The February 25 political deal to transfer four core functions of the Nairobi County Government to the National Government is a significant game-changer. As the six powerful men met in State House to kickstart a leaderless city, they left the ghosts of past misdeeds and expediencies largely undisturbed. Predictably, the drivers for the current crisis remain tragically untransformed.
The Transfer Deed Agreement declares an intention to shift the four most important functions of health, garbage collection, sewage and roads to the National Government for the next two years from March 15. Five days after the agreement was signed, the Devolution Ministry announced four days for public feedback through seventeen sub-county consultations and one county-wide consultation.
There is no official update yet on how well the seventeen consultations and the Kenya School of Government forum were attended last Wednesday. There is no report either on what Nairobian residents support the transfer proposal. Informal feedback from eight consultations suggest outright opposition to the transfer from Westlands, Mathare, Lang’ata and Embakasi East.

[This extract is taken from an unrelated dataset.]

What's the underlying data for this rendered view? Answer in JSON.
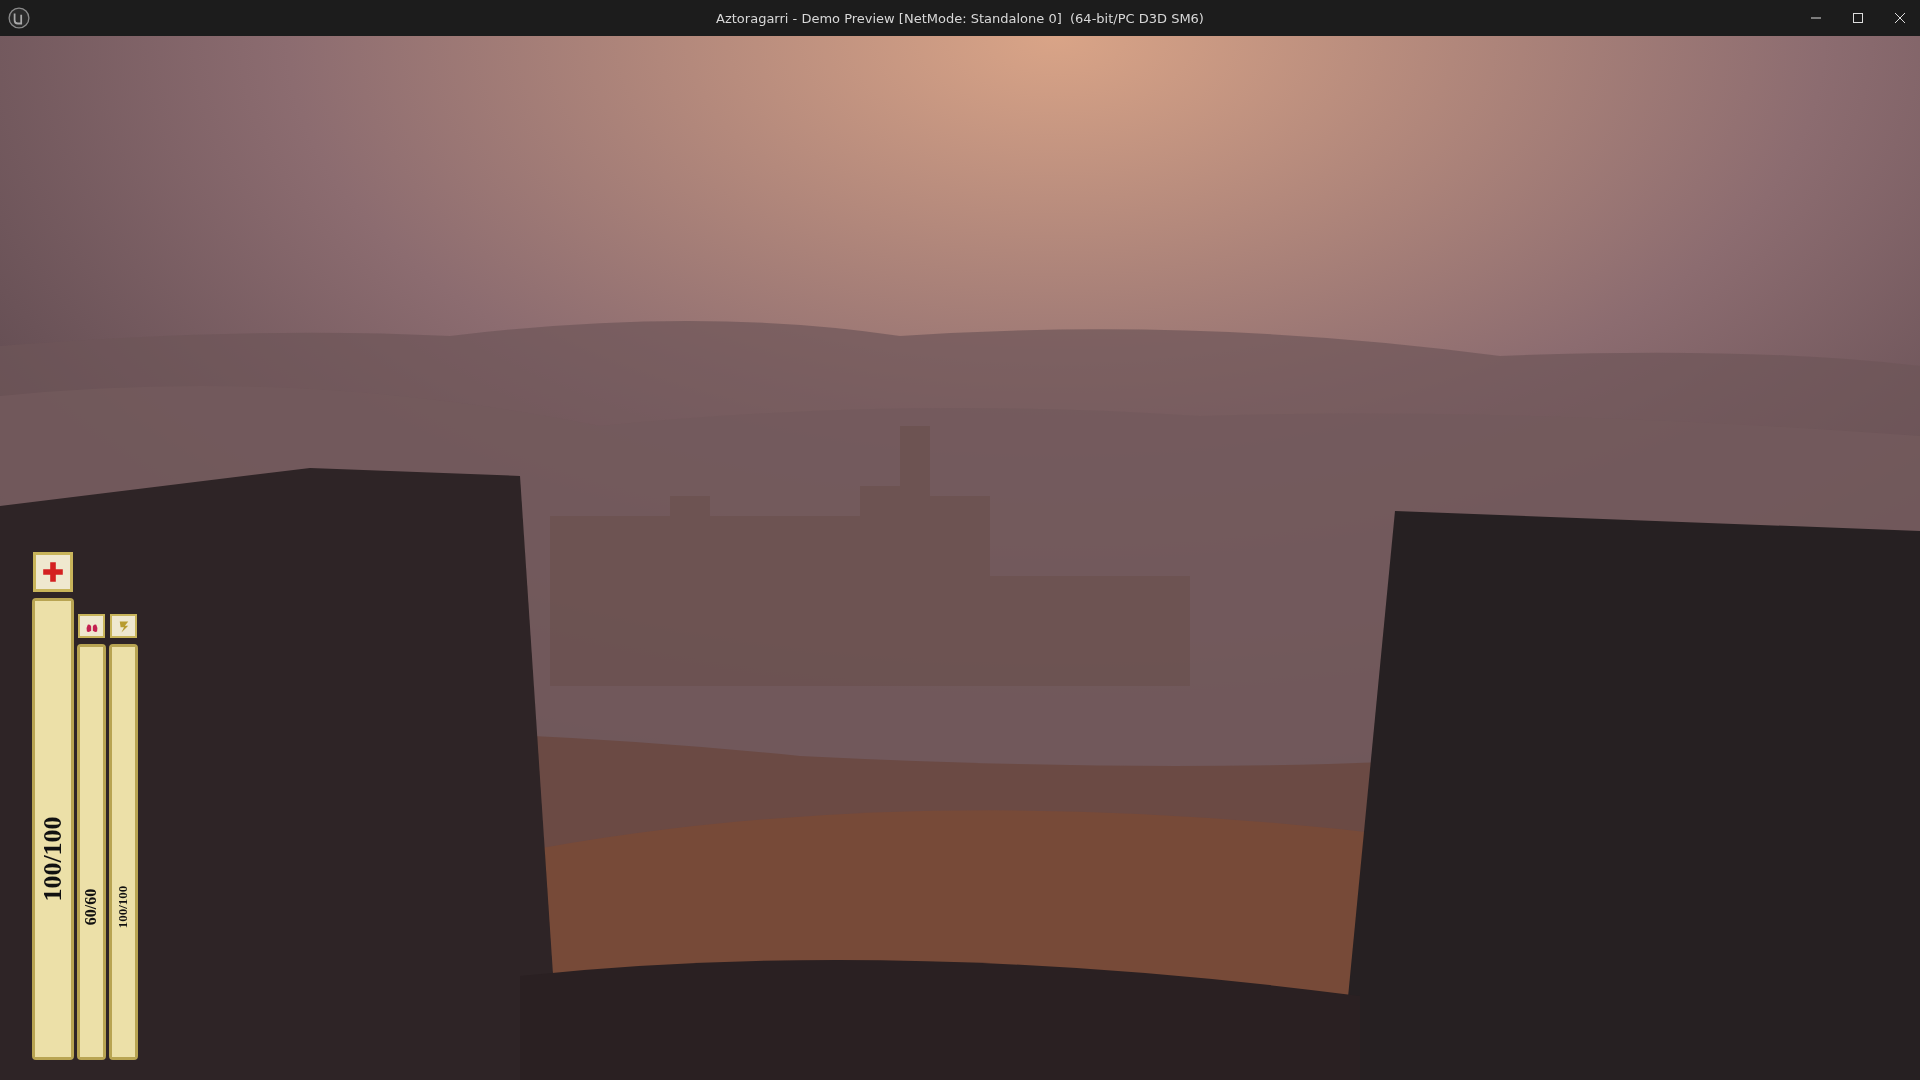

Reactions from Kibra, Dagoretti North, Makadara and the Kenya School of Government were more mixed. Some called for a referendum while others dissatisfied with the County Government supported the transfer in the hope that services would improve. Competent lawyers have now challenged the validity of using Article 187 as a constitutional basis for the transfer. Citizens and civic organisations have also moved to court to block the initiative.
Like all audacious back-door political gambles, the Uhuru-Sonko deal was destined to be controversial. Too much water flows under this bridge and Kenyans have the memory of elephants. We remember a similar State House deal that gave Sonko-Igathe team the Jubilee ticket and pushed them through the IEBC despite Chapter 6 public concerns. We have not forgotten how until recently, the former Governor was shielded from allegations of mismanagement and graft that have now landed him in court. It is not yet ninety days since the High Court barred him from exercising the powers of his office and a possible impeachment by the County Assembly still looms. Yet, there he was with the highest political and legal offices of the land giving away County 047 to the National Government.
By the Devolution Ministry’s own standards, this week’s consultations were shallow. In 2016, the Ministry developed and published one of the best Public Participation guidelines this country has ever seen. The guidelines define eleven conditions for meaningful public participation. They include clear and transparent rules guiding the entire process, strategies to ensure as many people and especially, marginalised groups, have the information and capacity to engage and feedback and validation loops. Public participation must be “real, not illusory and ought not to be treated as a mere formality,” the policy states.
Calling for public participation after a legal agreement has been signed is the first sign that public participation may be tokenistic. The second sign was the last-minute invitations and the rush to tick the public participation box in five days. Neither generate the belief that the Ministry sincerely understands the value of public input.
The recent census informs us that Nairobi’s 3.9 million citizens are not a vague or shapeless population. One third of us are unemployed, half of us do not have regular access to piped water and only ten per cent of us rely on the county government for solid waste management. NGOs and private companies provide over sixty per cent of these services. Six thousand live on the streets and forty-two thousand of us are persons with disabilities. One in two of us have smartphones and regularly access the internet. Even a basic sense of who are Nairobians were missing in the design of this week's consultations.
Ultimately, these stark needs, political class expediency and state disinterest in investing in the political maturity of citizens has brought us to this point. Our election campaigns were an exercise in procurement. Sadly, t-shirts, flour, sugar, petty denomination banknotes and wild promises were all some candidates needed to assume public office in 2017.
After years of abuse, the decision what to do with the County of Nairobi is a fundamental one. Short-circuiting and under-investing in this deliberative process does not allow the people of Nairobi to learn from their electoral mistake or take responsibility for what happens next.
Having placed themselves in a box, it remains to be seen whether the leadership will have the honesty to publish and act on the consultations findings, if the transfer does not have the blessing of the people? How they continue to handle this moment should not squander an important opportunity or jeopardise the next big decision moment in 2022.
Nairobians must choose carefully and speak up loudly.
First published Saturday Standard, March 6, 2020. Kindly reproduced here with permission from the Standard Group